Oh, that's an internal matter ... We don't deal with that ... That's Frank's responsibility, but he's not here today ... sorry, I don't have his cell number ... You'll have to talk to the OMHA.

That's kind of telling about certain (not all, not even half) people who go into minor hockey -- it's their little power-trip. That's why they're in mortal terror of ever giving an opinion or saying something that's not in the officially provided handbook.

To them, it's probably just "some reporter" being nosy. It's not a public concern when you have members of your community, at an event under your organization's banner, behaving despicably.

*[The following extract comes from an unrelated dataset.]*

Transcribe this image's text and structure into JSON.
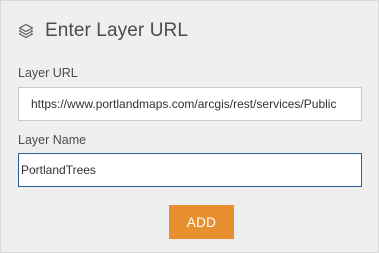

Plausible deniability, people.

Sportsdump said...

I thoroughly enjoyed reading this blog article; you certainly peeled away the layers exposing the bare bones

Steve Finnell said...

you are invited to follow my blog

Superfun Happy Slide said...

Excellent piece, I grew up in North Bay too and can certainly attest to the fact that bias and bigotry was a fact of life in the Gateway to the North. However, to be totally honest, the racial back and forth was engaged up by all parties: English, French, and Aboriginal. Duane's article paints the Bay as a place where Aboriginals were victims; certainly Indigenous inequality is the backdrop to the narrative. Well, I can personally attest that racist acts were not the exclusive domain of the white devil.

Take a look at my blog for the rest of my story.

sager said...

It goes both ways, definitely ... this will come out all wrong, but I recall reading some travel expert saying if you ever want to be on thev receiving end of racial hatred as a white person, go outside the resorts in Kingston, Jamaica.

Thing is, it's not just bigotry here, it's letting bigotry play into the exercising of power. Although that's no worse than what some (not all!) band council muckamucks sometimes inflict on their own constituents!

Superfun Happy Slide said...

Aboriginal organizations engage in institutional acts of racism, like all forms of bureaucracy do; bigotry is not an exclusive right claimed by anyone. Duane's piece bothers me because it paints North Bay as the collective villian. I grew up there and walked those streets before. I know the power of exclusion cuts in all directions, not just the direction the article focuses upon. I just had to provide a little balance to the piece.

Btw, I didn't advertise my blog to gather viewer, just to express my point of view in this case.

sager said...

Fair enough, I know you're coming from a good place ... although I don't know if he was singling out North Bay, since the piece also referenced incidents in Campbellford, Ontario.

I cannot speak for Duane. I took his point to be that minor hockey associations really are not equipped for dealing with racial animosity (which again, goes both ways) and milder diversity issues. Yet if racial epithets are hurled around the hockey rink, we expect them to deal with it ... maybe it's more for someone else to address, but you know hockey people, they don't want any outside control.

Duane Rollins said...

You must understand that the article was written for an aboriginal publication. Getting into the issue of reverse racism would not have gone over very well and, frankly, is irrelevant to the story I was telling.

The underlying point was that minor hockey in Canada is not equipped to deal with racism of any kind.